Available data -
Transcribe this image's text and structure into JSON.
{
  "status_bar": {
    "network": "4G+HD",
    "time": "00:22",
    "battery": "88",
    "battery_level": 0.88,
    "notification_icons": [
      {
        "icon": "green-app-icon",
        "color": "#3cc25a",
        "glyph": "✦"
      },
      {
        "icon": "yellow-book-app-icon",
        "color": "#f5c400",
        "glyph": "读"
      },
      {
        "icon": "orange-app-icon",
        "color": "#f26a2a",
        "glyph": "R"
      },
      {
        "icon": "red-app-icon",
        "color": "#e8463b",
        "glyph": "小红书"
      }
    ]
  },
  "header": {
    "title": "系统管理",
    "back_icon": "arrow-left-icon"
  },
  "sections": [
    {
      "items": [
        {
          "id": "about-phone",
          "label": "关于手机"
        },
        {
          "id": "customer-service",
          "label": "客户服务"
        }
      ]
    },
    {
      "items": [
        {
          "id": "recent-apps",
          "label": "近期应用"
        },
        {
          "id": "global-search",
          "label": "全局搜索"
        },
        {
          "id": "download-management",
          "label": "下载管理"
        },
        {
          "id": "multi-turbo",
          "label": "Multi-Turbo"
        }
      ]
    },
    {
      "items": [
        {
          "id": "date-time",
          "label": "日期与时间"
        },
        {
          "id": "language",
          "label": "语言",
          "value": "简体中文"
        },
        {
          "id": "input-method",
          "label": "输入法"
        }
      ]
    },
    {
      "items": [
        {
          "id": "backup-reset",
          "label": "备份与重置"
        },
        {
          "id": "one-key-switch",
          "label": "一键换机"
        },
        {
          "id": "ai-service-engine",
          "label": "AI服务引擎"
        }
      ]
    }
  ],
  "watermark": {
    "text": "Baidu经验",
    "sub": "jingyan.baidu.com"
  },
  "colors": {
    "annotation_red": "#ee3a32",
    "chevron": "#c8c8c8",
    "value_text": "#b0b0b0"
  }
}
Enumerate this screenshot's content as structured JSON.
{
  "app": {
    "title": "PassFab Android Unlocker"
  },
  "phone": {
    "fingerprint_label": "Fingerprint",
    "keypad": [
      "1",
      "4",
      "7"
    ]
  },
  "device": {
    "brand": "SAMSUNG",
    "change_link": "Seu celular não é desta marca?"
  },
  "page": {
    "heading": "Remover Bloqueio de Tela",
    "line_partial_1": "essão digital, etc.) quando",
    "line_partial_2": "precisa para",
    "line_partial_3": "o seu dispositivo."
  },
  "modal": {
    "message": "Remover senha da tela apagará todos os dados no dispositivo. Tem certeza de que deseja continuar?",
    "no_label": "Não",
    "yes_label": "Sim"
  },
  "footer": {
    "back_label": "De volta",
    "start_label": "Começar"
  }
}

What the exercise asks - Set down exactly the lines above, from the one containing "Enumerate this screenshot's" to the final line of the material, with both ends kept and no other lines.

Response area -
Enumerate this screenshot's content as structured JSON.
{
  "app": {
    "title": "PassFab Android Unlocker"
  },
  "phone": {
    "fingerprint_label": "Fingerprint",
    "keypad": [
      "1",
      "4",
      "7"
    ]
  },
  "device": {
    "brand": "SAMSUNG",
    "change_link": "Seu celular não é desta marca?"
  },
  "page": {
    "heading": "Remover Bloqueio de Tela",
    "line_partial_1": "essão digital, etc.) quando",
    "line_partial_2": "precisa para",
    "line_partial_3": "o seu dispositivo."
  },
  "modal": {
    "message": "Remover senha da tela apagará todos os dados no dispositivo. Tem certeza de que deseja continuar?",
    "no_label": "Não",
    "yes_label": "Sim"
  },
  "footer": {
    "back_label": "De volta",
    "start_label": "Começar"
  }
}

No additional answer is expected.